Fifteen prisoners, including 13 from Portlaoise prison where many IRA inmates are held, had to be freed early on Wednesday morning, after legal advice indicated that detention orders made by the non-jury Special Criminal Court were flawed. They included Brixton prison escaper Nessan Quinlivan.

The fiasco arose when it emerged that one of the court's three judges, Mr Justice Dominic Lynch, was sitting while officially no longer a judge of that court.

His July request to step down had been approved by the government in August, but the judge himself, normally based in the circuit court, was not informed of the decision. It was after this that he made the orders which were subsequently ruled ultra vires.

Government embarrassment was worsened by the fact that the judge's "de- listing" was confirmed in an official publication.

Those brought back to the Special Criminal Court yesterday to receive remand decisions renewing their custody were five Londonderry men facing arms charges following last week's discovery of a primed IRA mortar near Malin Head in Donegal. Others involved are IRA suspects detained after the discovery of a County Laois bomb factory in June. Lawyers for the prisoners were last night seeking to challenge their continued detention.

A 16th man was yesterday released and re-arrested for the same reasons. Five others on bail may have their cases reassessed.

In the Dail, Mrs Owen was unable to say exactly why her department failed to inform Judge Lynch that his request to step down had been approved. She said a letter from the Attorney General warning her of the problem had not been brought to her attention. She promised a "full, speedy and impartial inquiry" by outside officials, but denied it was a resignation matter.

The main Opposition Fianna Fail party's justice spokesman John O'Donoghue said: "This would be a joke in a banana republic, and it's a joke in this republic. Someone is going to have to pay for it."

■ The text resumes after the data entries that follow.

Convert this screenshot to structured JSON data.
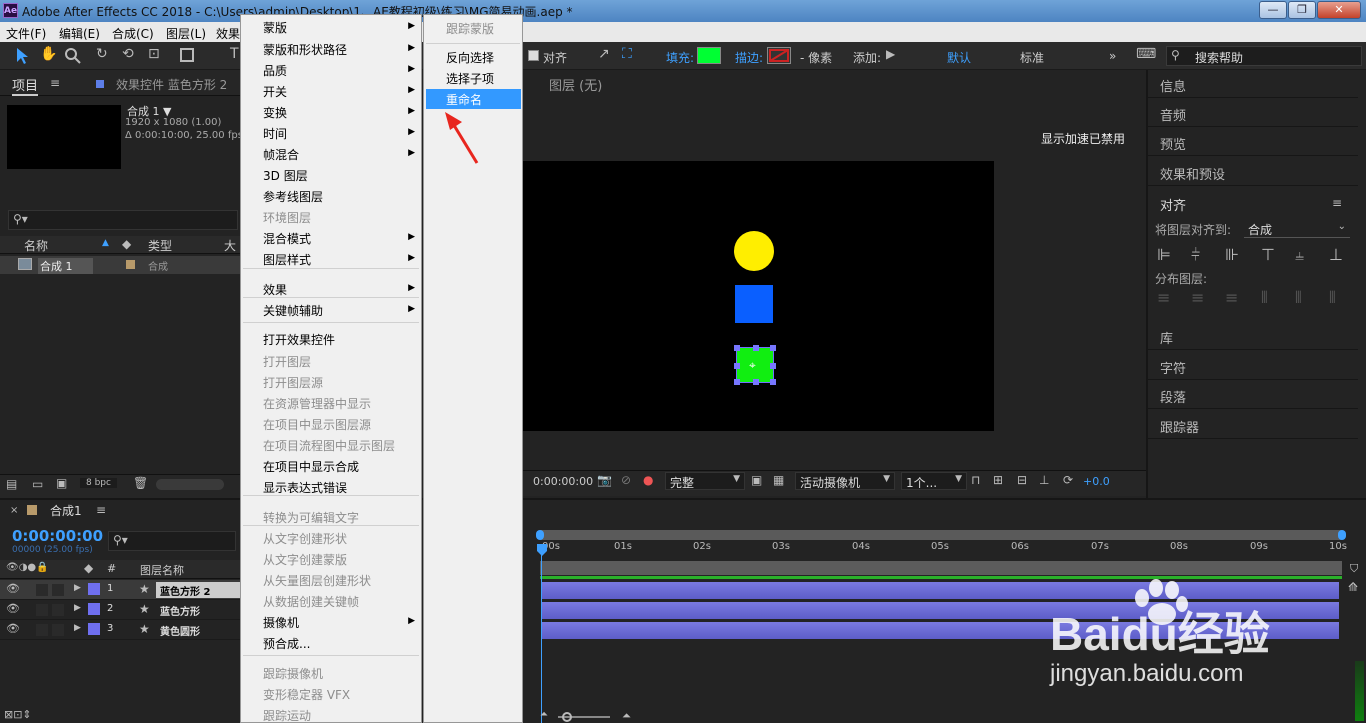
{
  "window": {
    "title": "Adobe After Effects CC 2018 - C:\\Users\\admin\\Desktop\\1、AE教程初级\\练习\\MG简易动画.aep *",
    "app_badge": "Ae",
    "minimize": "—",
    "restore": "❐",
    "close": "✕"
  },
  "menubar": [
    "文件(F)",
    "编辑(E)",
    "合成(C)",
    "图层(L)",
    "效果"
  ],
  "toolbar": {
    "align_label": "对齐",
    "fill_label": "填充:",
    "stroke_label": "描边:",
    "pixels_label": "- 像素",
    "add_label": "添加:",
    "workspace_default": "默认",
    "workspace_standard": "标准",
    "more": "»",
    "search_placeholder": "搜索帮助",
    "fill_color": "#00ff33",
    "stroke_color": "#cc2222"
  },
  "project_panel": {
    "tab_project": "项目",
    "tab_effects": "效果控件 蓝色方形 2",
    "comp_name": "合成 1 ▼",
    "comp_res": "1920 x 1080 (1.00)",
    "comp_dur": "Δ 0:00:10:00, 25.00 fps",
    "col_name": "名称",
    "col_type": "类型",
    "col_size": "大",
    "item_name": "合成 1",
    "item_type": "合成",
    "bpc": "8 bpc"
  },
  "viewer": {
    "layer_label": "图层  (无)",
    "accel_disabled": "显示加速已禁用",
    "timecode": "0:00:00:00",
    "quality": "完整",
    "camera": "活动摄像机",
    "views": "1个...",
    "exposure": "+0.0"
  },
  "right_panel": {
    "items": [
      "信息",
      "音频",
      "预览",
      "效果和预设"
    ],
    "align_title": "对齐",
    "align_to_label": "将图层对齐到:",
    "align_to_value": "合成",
    "distribute_label": "分布图层:",
    "lower_items": [
      "库",
      "字符",
      "段落",
      "跟踪器"
    ]
  },
  "context_menu": {
    "items": [
      {
        "label": "蒙版",
        "sub": true,
        "dis": false
      },
      {
        "label": "蒙版和形状路径",
        "sub": true,
        "dis": false
      },
      {
        "label": "品质",
        "sub": true,
        "dis": false
      },
      {
        "label": "开关",
        "sub": true,
        "dis": false
      },
      {
        "label": "变换",
        "sub": true,
        "dis": false
      },
      {
        "label": "时间",
        "sub": true,
        "dis": false
      },
      {
        "label": "帧混合",
        "sub": true,
        "dis": false
      },
      {
        "label": "3D 图层",
        "sub": false,
        "dis": false
      },
      {
        "label": "参考线图层",
        "sub": false,
        "dis": false
      },
      {
        "label": "环境图层",
        "sub": false,
        "dis": true
      },
      {
        "label": "混合模式",
        "sub": true,
        "dis": false
      },
      {
        "label": "图层样式",
        "sub": true,
        "dis": false
      },
      {
        "label": "效果",
        "sub": true,
        "dis": false
      },
      {
        "label": "关键帧辅助",
        "sub": true,
        "dis": false
      },
      {
        "label": "打开效果控件",
        "sub": false,
        "dis": false
      },
      {
        "label": "打开图层",
        "sub": false,
        "dis": true
      },
      {
        "label": "打开图层源",
        "sub": false,
        "dis": true
      },
      {
        "label": "在资源管理器中显示",
        "sub": false,
        "dis": true
      },
      {
        "label": "在项目中显示图层源",
        "sub": false,
        "dis": true
      },
      {
        "label": "在项目流程图中显示图层",
        "sub": false,
        "dis": true
      },
      {
        "label": "在项目中显示合成",
        "sub": false,
        "dis": false
      },
      {
        "label": "显示表达式错误",
        "sub": false,
        "dis": false
      },
      {
        "label": "转换为可编辑文字",
        "sub": false,
        "dis": true
      },
      {
        "label": "从文字创建形状",
        "sub": false,
        "dis": true
      },
      {
        "label": "从文字创建蒙版",
        "sub": false,
        "dis": true
      },
      {
        "label": "从矢量图层创建形状",
        "sub": false,
        "dis": true
      },
      {
        "label": "从数据创建关键帧",
        "sub": false,
        "dis": true
      },
      {
        "label": "摄像机",
        "sub": true,
        "dis": false
      },
      {
        "label": "预合成...",
        "sub": false,
        "dis": false
      },
      {
        "label": "跟踪摄像机",
        "sub": false,
        "dis": true
      },
      {
        "label": "变形稳定器 VFX",
        "sub": false,
        "dis": true
      },
      {
        "label": "跟踪运动",
        "sub": false,
        "dis": true
      }
    ]
  },
  "submenu": {
    "items": [
      {
        "label": "跟踪蒙版",
        "dis": true
      },
      {
        "label": "反向选择",
        "dis": false
      },
      {
        "label": "选择子项",
        "dis": false
      },
      {
        "label": "重命名",
        "dis": false
      }
    ]
  },
  "timeline": {
    "tab": "合成1",
    "timecode": "0:00:00:00",
    "timecode_sub": "00000 (25.00 fps)",
    "col_hash": "#",
    "col_layer_name": "图层名称",
    "layers": [
      {
        "num": "1",
        "name": "蓝色方形 2"
      },
      {
        "num": "2",
        "name": "蓝色方形"
      },
      {
        "num": "3",
        "name": "黄色圆形"
      }
    ],
    "ticks": [
      "00s",
      "01s",
      "02s",
      "03s",
      "04s",
      "05s",
      "06s",
      "07s",
      "08s",
      "09s",
      "10s"
    ]
  },
  "watermark": {
    "brand": "Baidu经验",
    "url": "jingyan.baidu.com"
  }
}
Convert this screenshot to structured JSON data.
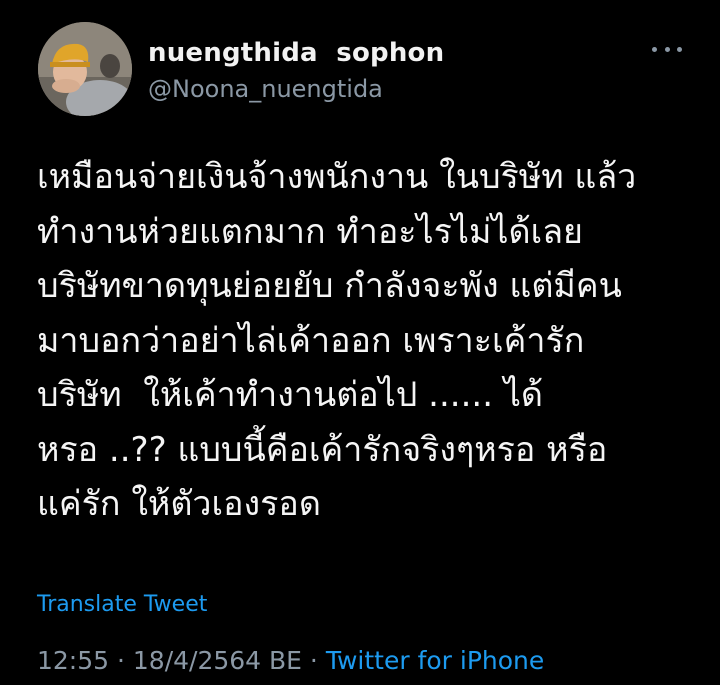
{
  "author": {
    "display_name": "nuengthida  sophon",
    "handle": "@Noona_nuengtida",
    "avatar_icon": "profile-photo"
  },
  "more_icon": "more-horizontal-icon",
  "tweet": {
    "lines": [
      "เหมือนจ่ายเงินจ้างพนักงาน ในบริษัท แล้ว",
      "ทำงานห่วยแตกมาก ทำอะไรไม่ได้เลย",
      "บริษัทขาดทุนย่อยยับ กำลังจะพัง แต่มีคน",
      "มาบอกว่าอย่าไล่เค้าออก เพราะเค้ารัก",
      "บริษัท  ให้เค้าทำงานต่อไป ...... ได้",
      "หรอ ..?? แบบนี้คือเค้ารักจริงๆหรอ หรือ",
      "แค่รัก ให้ตัวเองรอด"
    ]
  },
  "translate_label": "Translate Tweet",
  "meta": {
    "time": "12:55",
    "separator": " · ",
    "date": "18/4/2564 BE",
    "source": "Twitter for iPhone"
  },
  "colors": {
    "background": "#000000",
    "text": "#f5f5f5",
    "secondary": "#8b98a5",
    "link": "#1d9bf0"
  }
}
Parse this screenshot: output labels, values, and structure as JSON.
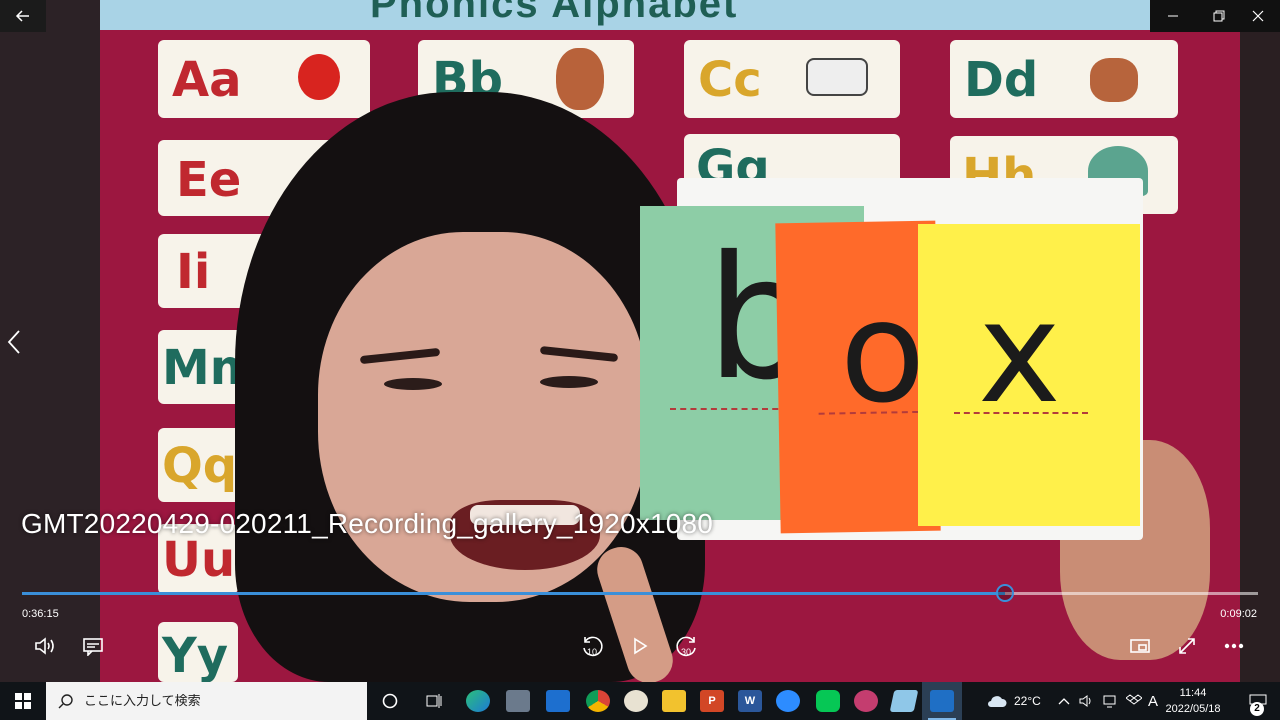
{
  "window": {
    "back_icon": "arrow-left-icon",
    "minimize_icon": "minimize-icon",
    "maximize_icon": "restore-icon",
    "close_icon": "close-icon"
  },
  "video": {
    "title": "GMT20220429-020211_Recording_gallery_1920x1080",
    "poster_title": "Phonics Alphabet",
    "poster_letters": [
      "Aa",
      "Bb",
      "Cc",
      "Dd",
      "Ee",
      "Gg",
      "Hh",
      "Ii",
      "Mm",
      "Qq",
      "Uu",
      "Yy"
    ],
    "card_letters": [
      "b",
      "o",
      "x"
    ],
    "card_colors": [
      "#8dcda6",
      "#ff6a2a",
      "#fff04a"
    ]
  },
  "player": {
    "elapsed": "0:36:15",
    "remaining": "0:09:02",
    "progress": 0.795,
    "accent_color": "#3a8fd9",
    "skip_back_label": "10",
    "skip_forward_label": "30",
    "controls": [
      "volume-icon",
      "subtitles-icon",
      "skip-back-icon",
      "play-icon",
      "skip-forward-icon",
      "miniplayer-icon",
      "fullscreen-icon",
      "more-icon"
    ]
  },
  "taskbar": {
    "search_placeholder": "ここに入力して検索",
    "apps": [
      "cortana-icon",
      "task-view-icon",
      "edge-icon",
      "app-icon",
      "mail-icon",
      "chrome-icon",
      "paint-icon",
      "file-explorer-icon",
      "powerpoint-icon",
      "word-icon",
      "zoom-icon",
      "line-icon",
      "paint3d-icon",
      "app2-icon",
      "movies-tv-icon"
    ],
    "weather": "22°C",
    "ime": "A",
    "time": "11:44",
    "date": "2022/05/18",
    "notification_count": "2"
  }
}
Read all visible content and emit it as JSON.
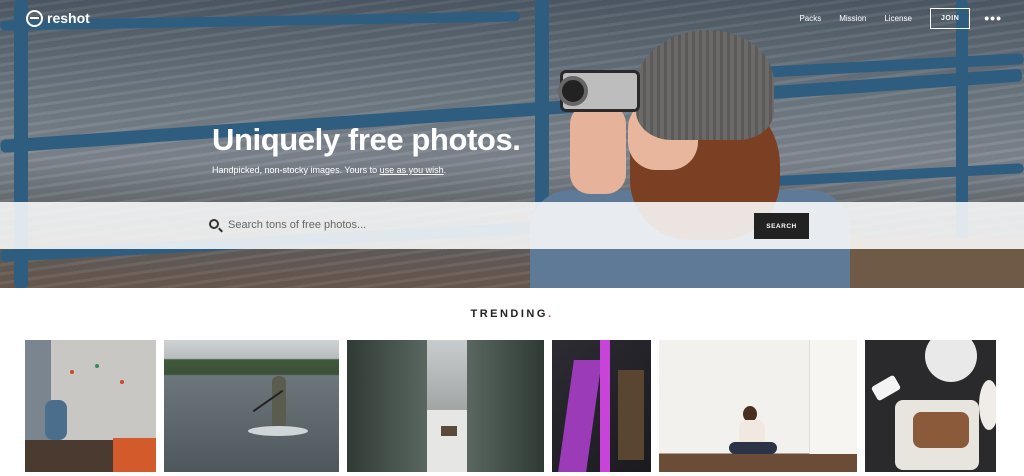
{
  "brand": {
    "name": "reshot"
  },
  "nav": {
    "items": [
      "Packs",
      "Mission",
      "License"
    ],
    "join_label": "JOIN",
    "more_label": "•••"
  },
  "hero": {
    "headline": "Uniquely free photos.",
    "tagline_prefix": "Handpicked, non-stocky images. Yours to ",
    "tagline_link": "use as you wish",
    "tagline_suffix": "."
  },
  "search": {
    "placeholder": "Search tons of free photos...",
    "button_label": "SEARCH"
  },
  "trending": {
    "title": "TRENDING",
    "accent_dot": "."
  },
  "colors": {
    "accent": "#e0432b",
    "search_button": "#222222"
  },
  "icons": {
    "logo": "reshot-logo-icon",
    "search": "search-icon",
    "more": "more-dots-icon"
  }
}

He urged her to "do the honourable thing and resign". Fianna Fail leader Bertie Ahern asked how the minister could have remained in the dark as it appeared the judge's predicament had been known to the Attorney General in September. The minister had said she had not been alerted.

Meanwhile, her colleague, the Irish Foreign Minister Dick Spring, yesterday said John Major would be "big enough" to pursue the peace process - and resist any Unionist threat to bring the Government down by provoking an early election.

t An Army deserter who bombed a military barracks walked free from court yesterday despite being given a 14-year jail sentence. Peter McMullen, 49, who served as a cook with the Parachute Regiment, planted four bombs that rocked Claro Barracks in North Yorkshire 22 years ago after he joined the provisional IRA. He was released when a judge ruled time he spent in custody in the US while fighting extradition should count as part of his sentence.